## Required action
For each entry that follows, produce an exact copy.

Top of Task data

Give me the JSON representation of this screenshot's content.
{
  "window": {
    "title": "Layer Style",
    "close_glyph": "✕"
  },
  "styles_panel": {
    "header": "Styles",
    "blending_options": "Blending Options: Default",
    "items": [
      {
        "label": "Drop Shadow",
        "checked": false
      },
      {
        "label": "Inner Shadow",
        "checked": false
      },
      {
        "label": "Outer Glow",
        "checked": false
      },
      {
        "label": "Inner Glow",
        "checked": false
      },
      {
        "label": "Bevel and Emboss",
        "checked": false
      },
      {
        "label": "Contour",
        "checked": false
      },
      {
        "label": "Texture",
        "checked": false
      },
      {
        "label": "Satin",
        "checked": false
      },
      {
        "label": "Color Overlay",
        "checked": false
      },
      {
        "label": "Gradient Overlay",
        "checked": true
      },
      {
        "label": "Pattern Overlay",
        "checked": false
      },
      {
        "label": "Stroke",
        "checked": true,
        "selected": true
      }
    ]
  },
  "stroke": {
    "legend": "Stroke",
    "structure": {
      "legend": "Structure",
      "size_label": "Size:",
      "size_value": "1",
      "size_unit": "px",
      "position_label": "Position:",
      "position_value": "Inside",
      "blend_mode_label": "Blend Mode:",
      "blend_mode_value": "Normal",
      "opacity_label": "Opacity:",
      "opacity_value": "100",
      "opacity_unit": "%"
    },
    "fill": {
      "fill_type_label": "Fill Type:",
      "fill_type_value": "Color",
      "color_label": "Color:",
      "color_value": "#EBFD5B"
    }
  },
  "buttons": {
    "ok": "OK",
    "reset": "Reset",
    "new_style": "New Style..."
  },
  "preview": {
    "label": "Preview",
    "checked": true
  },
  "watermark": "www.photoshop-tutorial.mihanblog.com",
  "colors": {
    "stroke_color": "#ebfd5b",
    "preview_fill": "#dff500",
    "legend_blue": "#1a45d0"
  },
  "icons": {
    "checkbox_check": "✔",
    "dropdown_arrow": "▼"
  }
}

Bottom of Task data

## The completed task
Give me the JSON representation of this screenshot's content.
{
  "window": {
    "title": "Layer Style",
    "close_glyph": "✕"
  },
  "styles_panel": {
    "header": "Styles",
    "blending_options": "Blending Options: Default",
    "items": [
      {
        "label": "Drop Shadow",
        "checked": false
      },
      {
        "label": "Inner Shadow",
        "checked": false
      },
      {
        "label": "Outer Glow",
        "checked": false
      },
      {
        "label": "Inner Glow",
        "checked": false
      },
      {
        "label": "Bevel and Emboss",
        "checked": false
      },
      {
        "label": "Contour",
        "checked": false
      },
      {
        "label": "Texture",
        "checked": false
      },
      {
        "label": "Satin",
        "checked": false
      },
      {
        "label": "Color Overlay",
        "checked": false
      },
      {
        "label": "Gradient Overlay",
        "checked": true
      },
      {
        "label": "Pattern Overlay",
        "checked": false
      },
      {
        "label": "Stroke",
        "checked": true,
        "selected": true
      }
    ]
  },
  "stroke": {
    "legend": "Stroke",
    "structure": {
      "legend": "Structure",
      "size_label": "Size:",
      "size_value": "1",
      "size_unit": "px",
      "position_label": "Position:",
      "position_value": "Inside",
      "blend_mode_label": "Blend Mode:",
      "blend_mode_value": "Normal",
      "opacity_label": "Opacity:",
      "opacity_value": "100",
      "opacity_unit": "%"
    },
    "fill": {
      "fill_type_label": "Fill Type:",
      "fill_type_value": "Color",
      "color_label": "Color:",
      "color_value": "#EBFD5B"
    }
  },
  "buttons": {
    "ok": "OK",
    "reset": "Reset",
    "new_style": "New Style..."
  },
  "preview": {
    "label": "Preview",
    "checked": true
  },
  "watermark": "www.photoshop-tutorial.mihanblog.com",
  "colors": {
    "stroke_color": "#ebfd5b",
    "preview_fill": "#dff500",
    "legend_blue": "#1a45d0"
  },
  "icons": {
    "checkbox_check": "✔",
    "dropdown_arrow": "▼"
  }
}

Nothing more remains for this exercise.